Autor: Zdzisław Smoliński    

Gruba Kaśka (Fat Kate)

Construction of “Gruba Kaśka” took eleven years; it started to operate on 22 September 1964. On that day, for the first time water flowed which “Gruba Kaśka” collected from the sandy layers on the bottom of the Vistula. The facility was built in the Vistula riverbed, at 509 km of the river’s navigational route. “Gruba Kaśka” is a cylindrical well which pumps water from a system of eleven drainpipes. The drainpipes lie at a depth of 4-8 m and their combined length is 1,472 m Polish engineer, Włodzimierz Skoraczewski was the first in the world to develop the method of collecting water from the bottom of the river. Today, around the world this method is called “the Warsaw intake”. Before the Polish engineer’s methods were applied, the filtration intakes were built on land. After several years of use the equipment would become blocked by various layers of waste forming on it. This resulted in the closure of off-shore intakes and the construction of a new ones, and that required significant financial outlays.

In the “Warsaw intake” method water is collected from several radially placed drainpipes that lie under the riverbed, in natural filtration deposits at the depth of about 6 m. There is sandy substratum on the bottom of the river, which is in constant motion (it shifts). It makes a natural replacement of filtrating deposits. The flowing water gets through the changing filtrating environment found above the drainpipes. The purified water is transported to land by a pipeline.

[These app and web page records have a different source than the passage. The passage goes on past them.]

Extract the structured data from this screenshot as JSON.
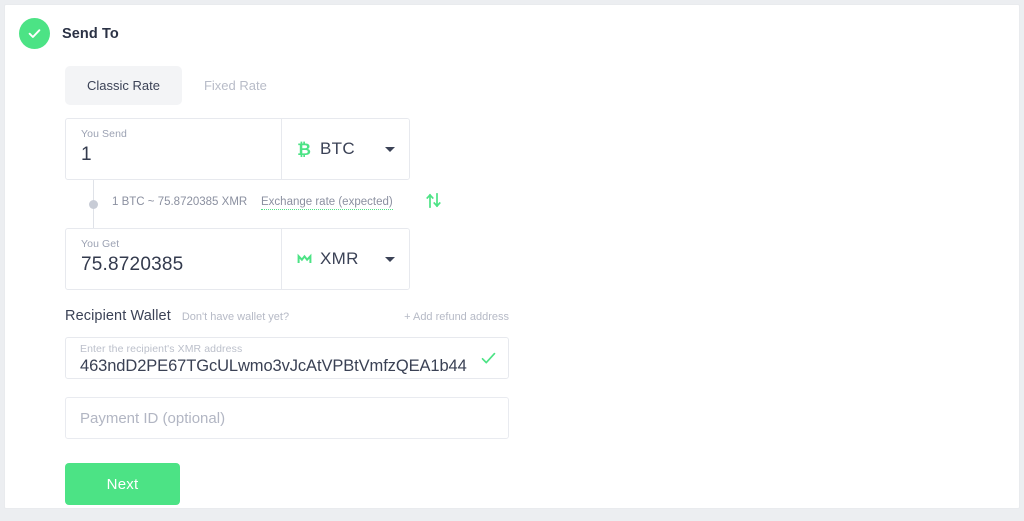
{
  "header": {
    "status_icon": "check-circle-icon",
    "title": "Send To",
    "accent_color": "#4ce385"
  },
  "tabs": [
    {
      "label": "Classic Rate",
      "active": true
    },
    {
      "label": "Fixed Rate",
      "active": false
    }
  ],
  "exchange": {
    "send": {
      "label": "You Send",
      "amount": "1",
      "currency_code": "BTC",
      "currency_icon": "bitcoin-icon"
    },
    "get": {
      "label": "You Get",
      "amount": "75.8720385",
      "currency_code": "XMR",
      "currency_icon": "monero-icon"
    },
    "rate_text": "1 BTC ~ 75.8720385 XMR",
    "rate_link": "Exchange rate (expected)",
    "swap_icon": "swap-vertical-arrows-icon"
  },
  "wallet": {
    "title": "Recipient Wallet",
    "hint": "Don't have wallet yet?",
    "refund_link": "+ Add refund address",
    "address_label": "Enter the recipient's XMR address",
    "address_value": "463ndD2PE67TGcULwmo3vJcAtVPBtVmfzQEA1b44",
    "valid_icon": "green-checkmark-icon",
    "payment_id_placeholder": "Payment ID (optional)",
    "payment_id_value": ""
  },
  "actions": {
    "next_label": "Next"
  }
}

One to two vessels: “Chudy Wojtek II” and modern “Chudy Wojtek III” have to constantly sail around “Gruba Kaśka” so that the method can function effectively. The name of the vessel comes from its designer, engineer J. Wojtkowski. They are the so-called ‘aerators’. The pumps located on the vessel rinse the most polluted deposit layers under big water pressure and loosen the sand above the under-riverbed drainpipes. The river’s current constantly brings new pollutants, which need to be constantly removed. Furthermore, the sandy bed has to be constantly aerated so that the drainpipes do not become blocked. That work is done by the abovementioned vessels. For that reason there is a saying among the technical waterworks staff that “Chudy Wojtek” looks after “Gruba Kaśka” well.

“Gruba Kaśka” collects and pumps water non-stop in quantities of 90,000-120,000 m3 daily. The well can be accessed from the Praga side through a 300 m tunnel under Vistula’s bottom.

“Gruba Kaśka” is the biggest filtration facility of its kind in Europe.

The project ‘Protecting the habitats of priority bird species of the Vistula Valley under conditions of intensive pressure of the Warsaw agglomeration’ ( has received a grant from the Financial Instrument for the Environment (LIFE+) and from the National Fund for Environmental Protection and Water Management.